Directions for this task:
Among the lines of the material below, how many carry the word "heading"? Only the number is wanted.

Exercise materials:
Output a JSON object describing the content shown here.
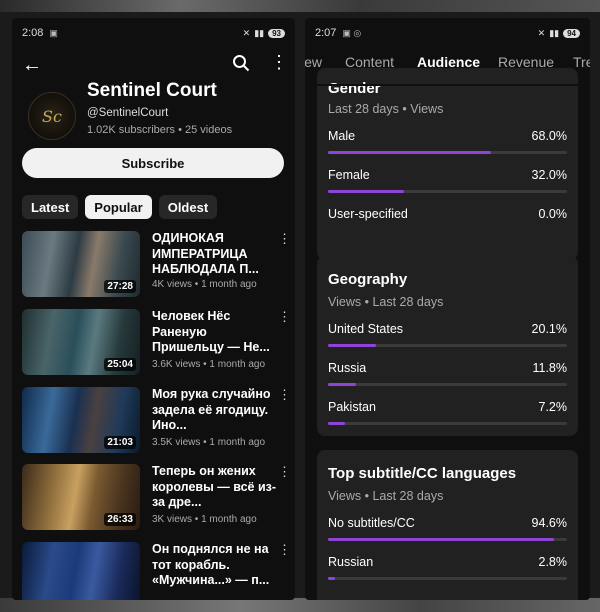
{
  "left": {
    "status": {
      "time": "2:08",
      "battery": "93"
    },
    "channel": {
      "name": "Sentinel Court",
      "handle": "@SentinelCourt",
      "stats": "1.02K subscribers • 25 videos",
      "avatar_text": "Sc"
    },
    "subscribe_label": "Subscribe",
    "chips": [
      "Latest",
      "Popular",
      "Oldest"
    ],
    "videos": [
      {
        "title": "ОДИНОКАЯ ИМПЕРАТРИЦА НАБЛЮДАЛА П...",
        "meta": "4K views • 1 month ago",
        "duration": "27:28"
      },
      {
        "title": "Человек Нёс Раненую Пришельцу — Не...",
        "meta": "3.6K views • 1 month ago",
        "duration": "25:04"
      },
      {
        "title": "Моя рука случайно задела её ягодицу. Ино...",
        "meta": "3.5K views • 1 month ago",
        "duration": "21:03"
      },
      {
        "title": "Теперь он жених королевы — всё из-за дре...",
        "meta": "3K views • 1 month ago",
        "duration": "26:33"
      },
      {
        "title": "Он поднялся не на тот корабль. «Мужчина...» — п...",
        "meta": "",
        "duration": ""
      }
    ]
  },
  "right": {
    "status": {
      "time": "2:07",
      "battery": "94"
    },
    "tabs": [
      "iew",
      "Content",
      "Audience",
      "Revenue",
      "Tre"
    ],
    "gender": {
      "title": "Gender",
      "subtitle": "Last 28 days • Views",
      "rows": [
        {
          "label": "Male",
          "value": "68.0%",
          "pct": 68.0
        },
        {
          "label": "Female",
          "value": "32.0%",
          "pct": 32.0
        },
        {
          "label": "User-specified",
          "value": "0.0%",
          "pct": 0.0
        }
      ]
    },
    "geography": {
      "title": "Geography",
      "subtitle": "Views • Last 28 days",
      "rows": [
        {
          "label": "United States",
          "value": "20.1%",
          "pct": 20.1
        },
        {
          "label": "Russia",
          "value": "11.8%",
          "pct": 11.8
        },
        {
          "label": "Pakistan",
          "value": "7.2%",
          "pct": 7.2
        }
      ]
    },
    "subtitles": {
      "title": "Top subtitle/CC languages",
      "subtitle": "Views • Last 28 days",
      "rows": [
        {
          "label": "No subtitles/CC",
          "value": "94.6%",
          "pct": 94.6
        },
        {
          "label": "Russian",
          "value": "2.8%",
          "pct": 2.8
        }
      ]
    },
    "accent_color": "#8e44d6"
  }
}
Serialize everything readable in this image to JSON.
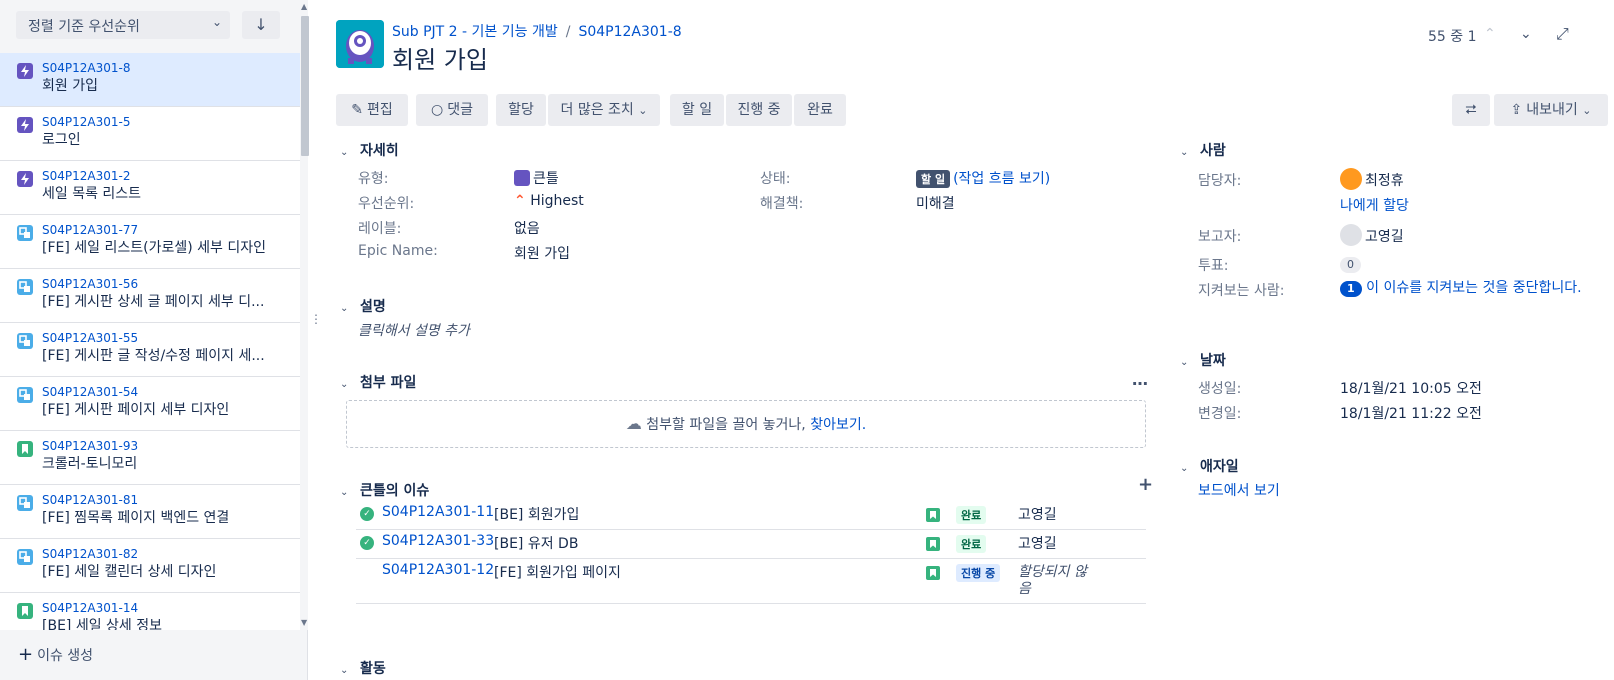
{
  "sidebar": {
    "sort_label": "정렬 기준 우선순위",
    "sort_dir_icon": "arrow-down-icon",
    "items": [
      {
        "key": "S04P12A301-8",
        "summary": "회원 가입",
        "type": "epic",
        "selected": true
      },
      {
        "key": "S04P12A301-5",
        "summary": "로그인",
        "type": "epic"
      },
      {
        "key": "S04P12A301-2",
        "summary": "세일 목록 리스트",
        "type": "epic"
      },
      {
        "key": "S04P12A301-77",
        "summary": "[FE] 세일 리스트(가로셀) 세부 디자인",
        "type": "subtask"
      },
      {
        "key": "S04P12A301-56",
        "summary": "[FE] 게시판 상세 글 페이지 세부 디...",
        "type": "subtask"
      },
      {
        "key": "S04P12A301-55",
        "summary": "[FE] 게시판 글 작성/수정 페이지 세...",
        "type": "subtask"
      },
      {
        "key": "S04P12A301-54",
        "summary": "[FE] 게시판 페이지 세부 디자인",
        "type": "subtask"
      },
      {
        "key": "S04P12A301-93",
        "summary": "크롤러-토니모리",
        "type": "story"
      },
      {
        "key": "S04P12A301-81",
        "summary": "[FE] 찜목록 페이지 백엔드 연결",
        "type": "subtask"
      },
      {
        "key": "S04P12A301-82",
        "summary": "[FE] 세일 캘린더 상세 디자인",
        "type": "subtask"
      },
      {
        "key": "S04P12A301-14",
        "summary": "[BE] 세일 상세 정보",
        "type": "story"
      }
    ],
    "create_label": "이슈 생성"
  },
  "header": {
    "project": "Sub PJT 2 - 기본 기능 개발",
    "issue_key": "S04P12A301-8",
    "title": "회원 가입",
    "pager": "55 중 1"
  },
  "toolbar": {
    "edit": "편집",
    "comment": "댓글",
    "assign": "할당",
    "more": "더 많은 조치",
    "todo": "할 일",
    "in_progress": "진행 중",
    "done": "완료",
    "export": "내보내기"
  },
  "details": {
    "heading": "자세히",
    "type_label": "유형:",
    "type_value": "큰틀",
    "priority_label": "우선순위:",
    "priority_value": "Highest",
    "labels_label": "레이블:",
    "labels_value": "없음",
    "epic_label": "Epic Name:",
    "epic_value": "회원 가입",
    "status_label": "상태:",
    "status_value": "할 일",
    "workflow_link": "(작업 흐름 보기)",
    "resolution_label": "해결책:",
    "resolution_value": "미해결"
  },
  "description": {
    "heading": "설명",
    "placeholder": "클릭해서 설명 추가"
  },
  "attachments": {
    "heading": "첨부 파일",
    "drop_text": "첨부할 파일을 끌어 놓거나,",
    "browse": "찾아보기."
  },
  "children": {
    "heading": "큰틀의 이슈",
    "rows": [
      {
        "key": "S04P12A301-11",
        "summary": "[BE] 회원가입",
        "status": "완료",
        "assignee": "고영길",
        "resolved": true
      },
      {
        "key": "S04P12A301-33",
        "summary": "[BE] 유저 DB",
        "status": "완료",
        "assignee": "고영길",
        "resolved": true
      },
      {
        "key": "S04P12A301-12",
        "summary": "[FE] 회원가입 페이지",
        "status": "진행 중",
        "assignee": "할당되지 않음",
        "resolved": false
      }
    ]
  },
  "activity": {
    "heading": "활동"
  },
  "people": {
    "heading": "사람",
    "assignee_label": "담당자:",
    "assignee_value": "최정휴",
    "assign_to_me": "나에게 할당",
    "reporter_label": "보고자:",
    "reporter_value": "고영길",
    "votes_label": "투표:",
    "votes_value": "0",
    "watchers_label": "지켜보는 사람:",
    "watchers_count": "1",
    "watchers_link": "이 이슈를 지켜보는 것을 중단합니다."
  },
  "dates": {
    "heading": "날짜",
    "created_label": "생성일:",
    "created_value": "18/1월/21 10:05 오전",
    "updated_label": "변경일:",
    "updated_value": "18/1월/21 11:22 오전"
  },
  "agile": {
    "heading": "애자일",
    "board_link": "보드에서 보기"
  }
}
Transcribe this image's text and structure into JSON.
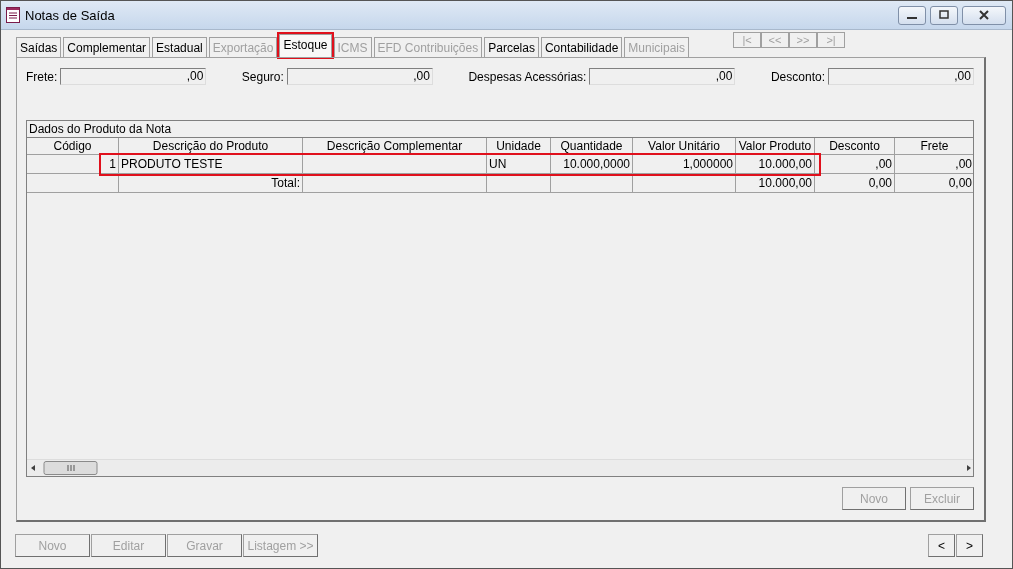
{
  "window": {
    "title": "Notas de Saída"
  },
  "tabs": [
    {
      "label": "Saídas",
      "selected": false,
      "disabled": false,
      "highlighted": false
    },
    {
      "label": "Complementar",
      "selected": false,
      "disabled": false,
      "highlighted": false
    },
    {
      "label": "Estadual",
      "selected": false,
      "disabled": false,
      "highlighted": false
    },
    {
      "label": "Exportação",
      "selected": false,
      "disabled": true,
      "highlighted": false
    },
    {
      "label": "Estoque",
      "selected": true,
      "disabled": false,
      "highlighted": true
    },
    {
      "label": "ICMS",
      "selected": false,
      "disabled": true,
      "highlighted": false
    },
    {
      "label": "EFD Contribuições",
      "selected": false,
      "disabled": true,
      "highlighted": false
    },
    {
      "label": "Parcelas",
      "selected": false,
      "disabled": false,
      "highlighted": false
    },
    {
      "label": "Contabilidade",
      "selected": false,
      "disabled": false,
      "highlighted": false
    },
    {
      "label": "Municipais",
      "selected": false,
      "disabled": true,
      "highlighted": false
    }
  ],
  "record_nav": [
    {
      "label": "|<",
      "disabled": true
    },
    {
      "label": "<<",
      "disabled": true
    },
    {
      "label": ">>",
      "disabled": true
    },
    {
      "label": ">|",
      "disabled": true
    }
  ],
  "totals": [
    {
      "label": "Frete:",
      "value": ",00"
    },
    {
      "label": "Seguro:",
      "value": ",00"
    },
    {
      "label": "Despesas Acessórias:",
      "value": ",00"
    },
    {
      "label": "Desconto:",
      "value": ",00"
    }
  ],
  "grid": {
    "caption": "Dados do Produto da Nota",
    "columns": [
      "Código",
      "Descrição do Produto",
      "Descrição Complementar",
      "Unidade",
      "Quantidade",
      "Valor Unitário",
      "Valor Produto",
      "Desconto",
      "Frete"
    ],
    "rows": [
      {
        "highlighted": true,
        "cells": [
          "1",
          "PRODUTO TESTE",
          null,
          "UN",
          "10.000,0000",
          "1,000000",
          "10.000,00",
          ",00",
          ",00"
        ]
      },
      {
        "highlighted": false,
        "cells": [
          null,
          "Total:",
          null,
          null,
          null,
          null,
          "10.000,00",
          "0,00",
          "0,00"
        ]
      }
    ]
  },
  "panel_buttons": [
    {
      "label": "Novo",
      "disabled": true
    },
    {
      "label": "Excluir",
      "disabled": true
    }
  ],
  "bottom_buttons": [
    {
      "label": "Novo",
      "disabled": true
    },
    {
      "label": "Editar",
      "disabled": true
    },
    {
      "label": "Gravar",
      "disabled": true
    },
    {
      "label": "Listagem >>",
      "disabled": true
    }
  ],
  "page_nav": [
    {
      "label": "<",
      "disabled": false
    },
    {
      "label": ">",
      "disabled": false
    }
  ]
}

Reply:
8